The inmate who cooked up some botulism-tainted jailhouse wine at the Utah State Prison in 2011 had brewed homemade alcohol before. But he made one — nearly fatal — mistake in October 2011.
He used a potato.
According to a study about the botulism outbreak published this week in the Annals of Emergency Medicine, the inmate's experimentation in putting an old potato among other ingredients in the plastic bag hidden in his cell led to the sickening of 12 inmates at the prison. The potato allowed botulism to develop, according to the article.
The 2011 incident was highlighted in the peer-reviewed journal for the American College of Emergency Physicians in an article entitled, "Emergency Department Identification and Critical Care Management of a Utah Prison Botulism Outbreak."
In 2010, 112 confirmed cases of botulism were reported in the United States, according to the Utah-based researchers, with only 8 percent of those cases resulting from food-borne incidents.
In the Utah case, researchers said eight of the 12 inmates who were sickened by the bad brew were diagnosed with "acute botulism poisoning." This incident is one of the largest food-borne botulism outbreaks since 2006, according to researchers.
The inmate who made the so-called "pruno" told medical officials that he had made the brew — which contained a two-week old baked potato, powdered juice mix and several types of fresh and canned fruit — about 20 times before.
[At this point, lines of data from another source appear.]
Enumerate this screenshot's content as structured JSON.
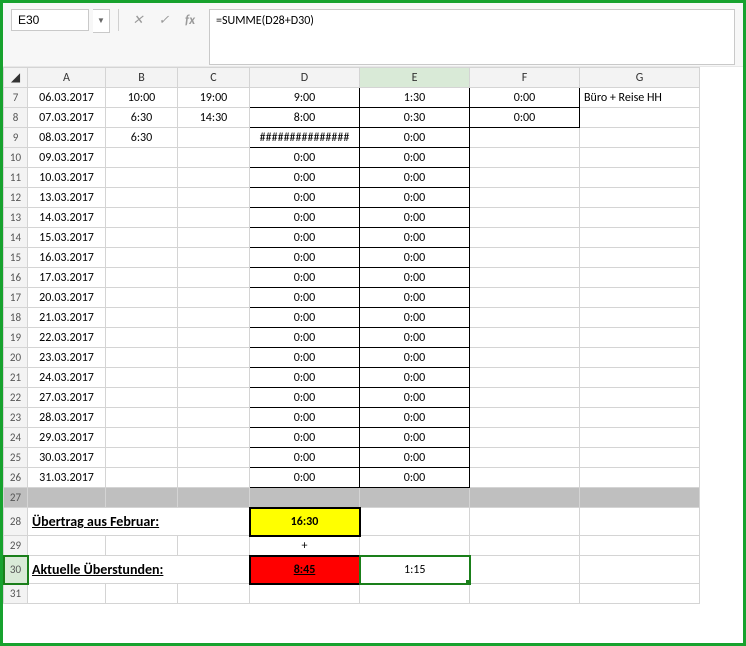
{
  "namebox": "E30",
  "formula": "=SUMME(D28+D30)",
  "columns": [
    "A",
    "B",
    "C",
    "D",
    "E",
    "F",
    "G"
  ],
  "rows": [
    {
      "n": 7,
      "A": "06.03.2017",
      "B": "10:00",
      "C": "19:00",
      "D": "9:00",
      "E": "1:30",
      "F": "0:00",
      "G": "Büro + Reise HH"
    },
    {
      "n": 8,
      "A": "07.03.2017",
      "B": "6:30",
      "C": "14:30",
      "D": "8:00",
      "E": "0:30",
      "F": "0:00",
      "G": ""
    },
    {
      "n": 9,
      "A": "08.03.2017",
      "B": "6:30",
      "C": "",
      "D": "###############",
      "E": "0:00",
      "F": "",
      "G": ""
    },
    {
      "n": 10,
      "A": "09.03.2017",
      "B": "",
      "C": "",
      "D": "0:00",
      "E": "0:00",
      "F": "",
      "G": ""
    },
    {
      "n": 11,
      "A": "10.03.2017",
      "B": "",
      "C": "",
      "D": "0:00",
      "E": "0:00",
      "F": "",
      "G": ""
    },
    {
      "n": 12,
      "A": "13.03.2017",
      "B": "",
      "C": "",
      "D": "0:00",
      "E": "0:00",
      "F": "",
      "G": ""
    },
    {
      "n": 13,
      "A": "14.03.2017",
      "B": "",
      "C": "",
      "D": "0:00",
      "E": "0:00",
      "F": "",
      "G": ""
    },
    {
      "n": 14,
      "A": "15.03.2017",
      "B": "",
      "C": "",
      "D": "0:00",
      "E": "0:00",
      "F": "",
      "G": ""
    },
    {
      "n": 15,
      "A": "16.03.2017",
      "B": "",
      "C": "",
      "D": "0:00",
      "E": "0:00",
      "F": "",
      "G": ""
    },
    {
      "n": 16,
      "A": "17.03.2017",
      "B": "",
      "C": "",
      "D": "0:00",
      "E": "0:00",
      "F": "",
      "G": ""
    },
    {
      "n": 17,
      "A": "20.03.2017",
      "B": "",
      "C": "",
      "D": "0:00",
      "E": "0:00",
      "F": "",
      "G": ""
    },
    {
      "n": 18,
      "A": "21.03.2017",
      "B": "",
      "C": "",
      "D": "0:00",
      "E": "0:00",
      "F": "",
      "G": ""
    },
    {
      "n": 19,
      "A": "22.03.2017",
      "B": "",
      "C": "",
      "D": "0:00",
      "E": "0:00",
      "F": "",
      "G": ""
    },
    {
      "n": 20,
      "A": "23.03.2017",
      "B": "",
      "C": "",
      "D": "0:00",
      "E": "0:00",
      "F": "",
      "G": ""
    },
    {
      "n": 21,
      "A": "24.03.2017",
      "B": "",
      "C": "",
      "D": "0:00",
      "E": "0:00",
      "F": "",
      "G": ""
    },
    {
      "n": 22,
      "A": "27.03.2017",
      "B": "",
      "C": "",
      "D": "0:00",
      "E": "0:00",
      "F": "",
      "G": ""
    },
    {
      "n": 23,
      "A": "28.03.2017",
      "B": "",
      "C": "",
      "D": "0:00",
      "E": "0:00",
      "F": "",
      "G": ""
    },
    {
      "n": 24,
      "A": "29.03.2017",
      "B": "",
      "C": "",
      "D": "0:00",
      "E": "0:00",
      "F": "",
      "G": ""
    },
    {
      "n": 25,
      "A": "30.03.2017",
      "B": "",
      "C": "",
      "D": "0:00",
      "E": "0:00",
      "F": "",
      "G": ""
    },
    {
      "n": 26,
      "A": "31.03.2017",
      "B": "",
      "C": "",
      "D": "0:00",
      "E": "0:00",
      "F": "",
      "G": ""
    }
  ],
  "row27": 27,
  "row28": {
    "n": 28,
    "label": "Übertrag aus Februar:",
    "D": "16:30"
  },
  "row29": {
    "n": 29,
    "D": "+"
  },
  "row30": {
    "n": 30,
    "label": "Aktuelle Überstunden:",
    "D": "8:45",
    "E": "1:15"
  },
  "row31": 31
}
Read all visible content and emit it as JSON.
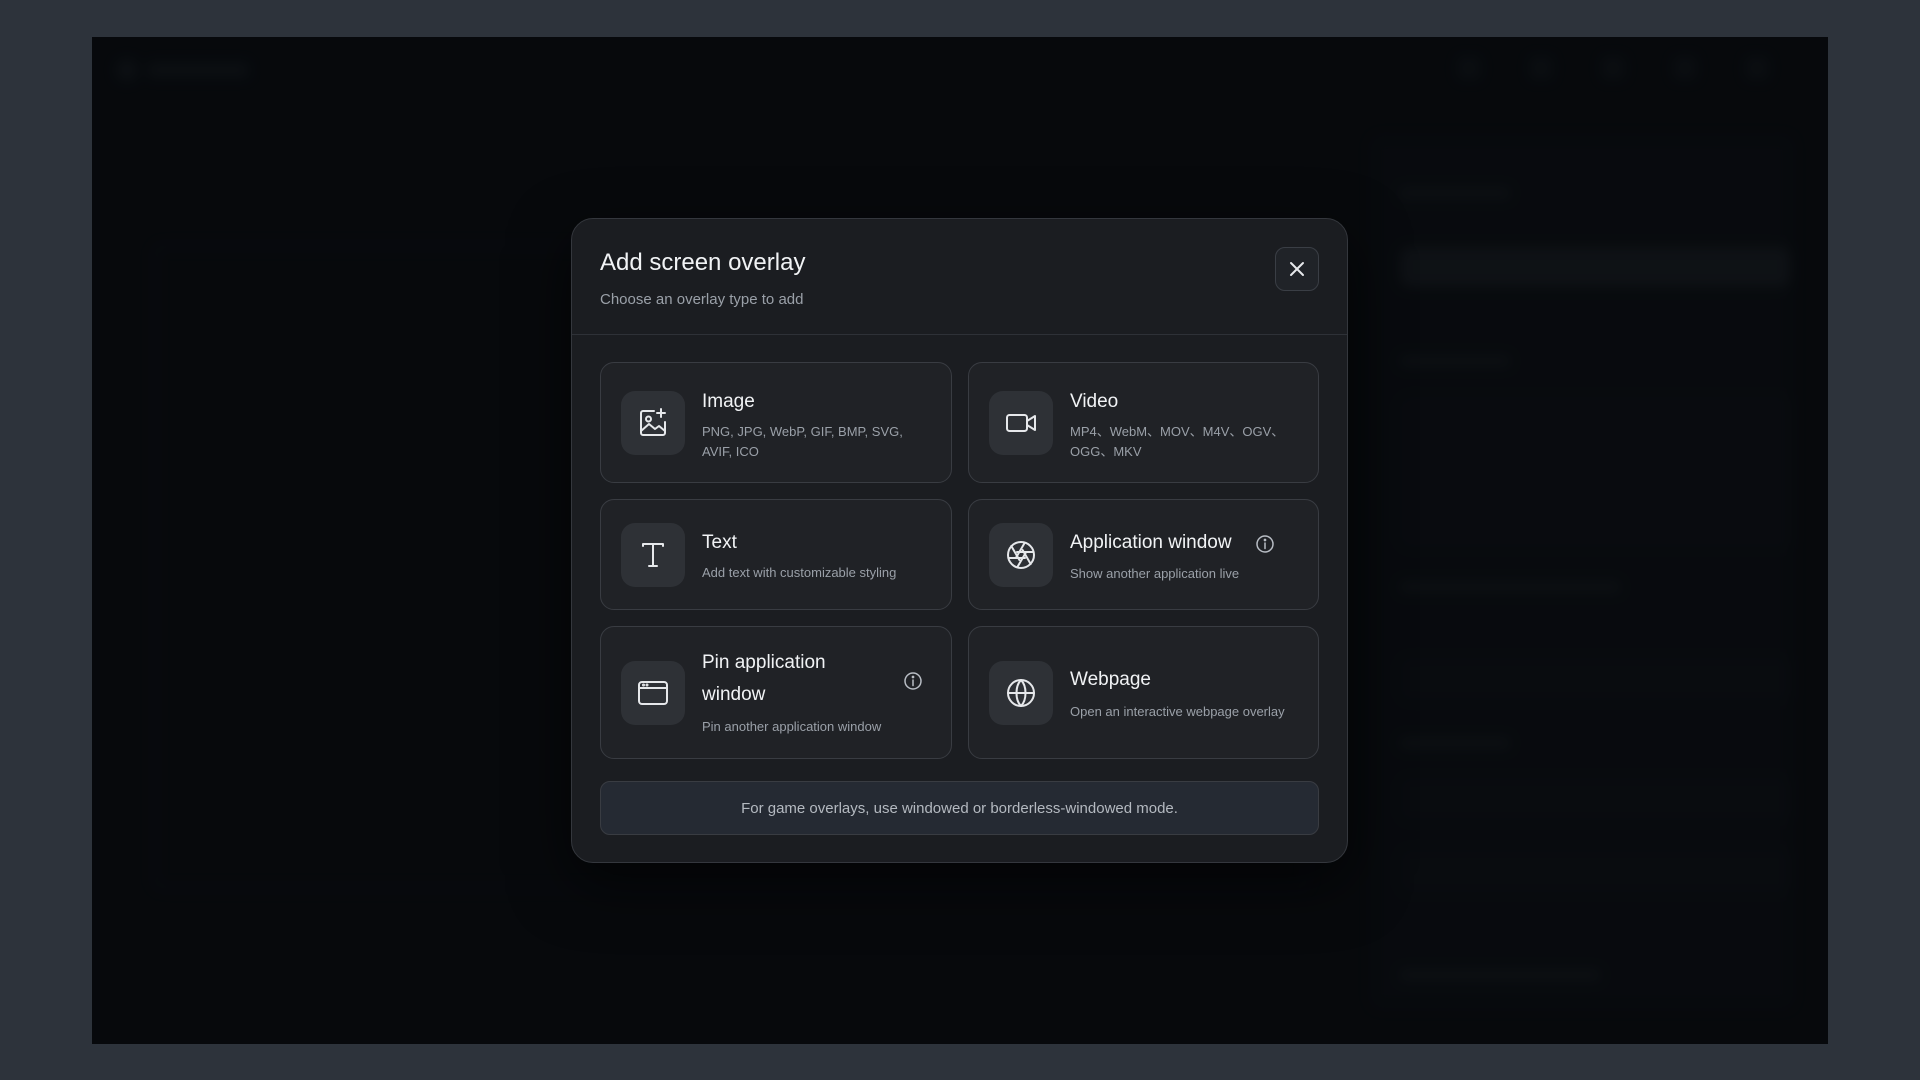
{
  "modal": {
    "title": "Add screen overlay",
    "subtitle": "Choose an overlay type to add",
    "close_icon": "close-icon"
  },
  "options": [
    {
      "icon": "image-add-icon",
      "title": "Image",
      "description": "PNG, JPG, WebP, GIF, BMP, SVG, AVIF, ICO"
    },
    {
      "icon": "video-camera-icon",
      "title": "Video",
      "description": "MP4、WebM、MOV、M4V、OGV、OGG、MKV"
    },
    {
      "icon": "text-icon",
      "title": "Text",
      "description": "Add text with customizable styling"
    },
    {
      "icon": "aperture-icon",
      "title": "Application window",
      "description": "Show another application live",
      "info_icon": "info-icon"
    },
    {
      "icon": "browser-window-icon",
      "title": "Pin application window",
      "description": "Pin another application window",
      "info_icon": "info-icon"
    },
    {
      "icon": "globe-icon",
      "title": "Webpage",
      "description": "Open an interactive webpage overlay"
    }
  ],
  "note": "For game overlays, use windowed or borderless-windowed mode.",
  "colors": {
    "page_background": "#2d333b",
    "modal_background": "#1b1d21",
    "card_background": "#202226",
    "note_background": "#252a33",
    "text_primary": "#f1f3f5",
    "text_secondary": "#9aa0a8"
  }
}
But this was the first time he had added a potato, thinking it would "accelerate fermentation."
Eight inmates came to the emergency department of the University of Utah hospital in early October 2011 with trouble swallowing, double vision, difficulty speaking and weakness about 54 hours after they ingested the bad pruno.
According to the researchers, the amount of pruno consumed varied between prisoners, with some patients reporting that they had ingested over two gallons of the brew. The three most severely affected patients had respiratory failure and needed to be intubated to keep them breathing. All patients received a botulism anti-toxin after being admitted to the hospital.
The study was published online Tuesday, and can be read here.